"While CELT and eLearning used the open-source hardware plans developed by Dr. Michael Peshkin at Northwestern University, Derek and Alex have contributed some significant design and technology improvements that took this Lightboard to the next level,” said Christopher Rice, associate director for teaching and technology at CELT. “Changes such as the use of software to perform the image reversal and the inclusion of a Kinect 2 and a contact film on the Lightboard to enable 3-D manipulation of content by instructors is a marked improvement to the original concept. I’m proud of both Derek and Alex for making contributions like this to the open-source hardware Lightboard community that will help improve the student and faculty experience not only at the University of Kentucky, but at other universities that will be adopting the Lightboard technology."
“The Lightboard offers a whole new range of possibilities for blended and online learning. It allows for more dynamic and integrated presentations than voice-over PowerPoints or Kahn Academy-style tablet presentations,” said William Rayens, a professor in the Department of Statistics and the lead for the eLII grant. “One can even imagine professors using this type of setup in front of a large lecture hall, with the real-time camera feeds being dispersed to screens and personal devices around the room – or even around the world. There are just so many possibilities. Our first priority in the Department of Statistics will be to use it to develop and deploy the content for our new online master's program. We are confident that it is the ideal medium to communicate highly technical, graphical, and computational material to a remote audience. We can’t wait to get started.”
Initially, the Department of Statistics will be given priority for scheduling Lightboard sessions as they develop the content for their new online master's program. CELT and eLearning, however, look forward to working with a variety of faculty to create their own pedagogically innovative uses for the Lightboard and Media Depot space.

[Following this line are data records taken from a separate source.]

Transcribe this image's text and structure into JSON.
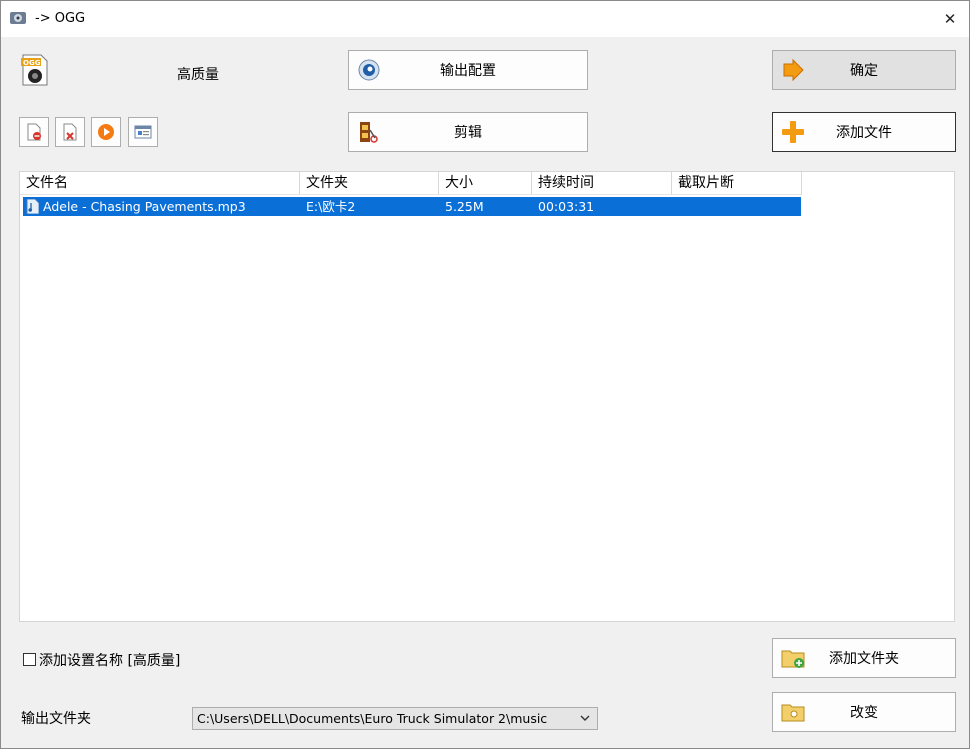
{
  "window": {
    "title": "-> OGG",
    "close_glyph": "✕"
  },
  "profile": {
    "label": "高质量",
    "icon": "ogg-file-icon"
  },
  "buttons": {
    "output_config": "输出配置",
    "edit": "剪辑",
    "ok": "确定",
    "add_file": "添加文件",
    "add_folder": "添加文件夹",
    "change": "改变"
  },
  "toolbar": [
    "remove-file-icon",
    "delete-icon",
    "play-icon",
    "properties-icon"
  ],
  "file_list": {
    "columns": [
      "文件名",
      "文件夹",
      "大小",
      "持续时间",
      "截取片断"
    ],
    "rows": [
      {
        "name": "Adele - Chasing Pavements.mp3",
        "folder": "E:\\欧卡2",
        "size": "5.25M",
        "duration": "00:03:31",
        "clip": ""
      }
    ]
  },
  "options": {
    "add_setting_name": "添加设置名称 [高质量]",
    "checked": false
  },
  "output": {
    "label": "输出文件夹",
    "path": "C:\\Users\\DELL\\Documents\\Euro Truck Simulator 2\\music"
  },
  "colors": {
    "selection": "#0a6fd6",
    "accent_orange": "#f39c12"
  }
}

Sarah Wylie VanMeter is one of the first instructors who has been able to experience the Faculty Media Depot firsthand while developing videos for her "Intro to Digital Art" course. This hybrid UKCore class, offered through the School of Art and Visual Studies, will include recordings of guest speakers discussing and displaying their artwork using the audio and visual resources of the Faculty Media Depot.
VanMeter voiced her enthusiasm at the opportunities offered in the space. “I was so excited and inspired by the outfitting, including two Black Magic cameras, excellent lighting, and a number of backdrop and furniture options. It was clear that there were a ton of possibilities for using the space. I couldn't stop thinking of the ways my courses and the students could benefit from it."
For more information about the Faculty Media Depot visit www.uky.edu/elearning or call 859-218-5574.
MEDIA CONTACT: Whitney Harder, 859-323-2396, email@example.com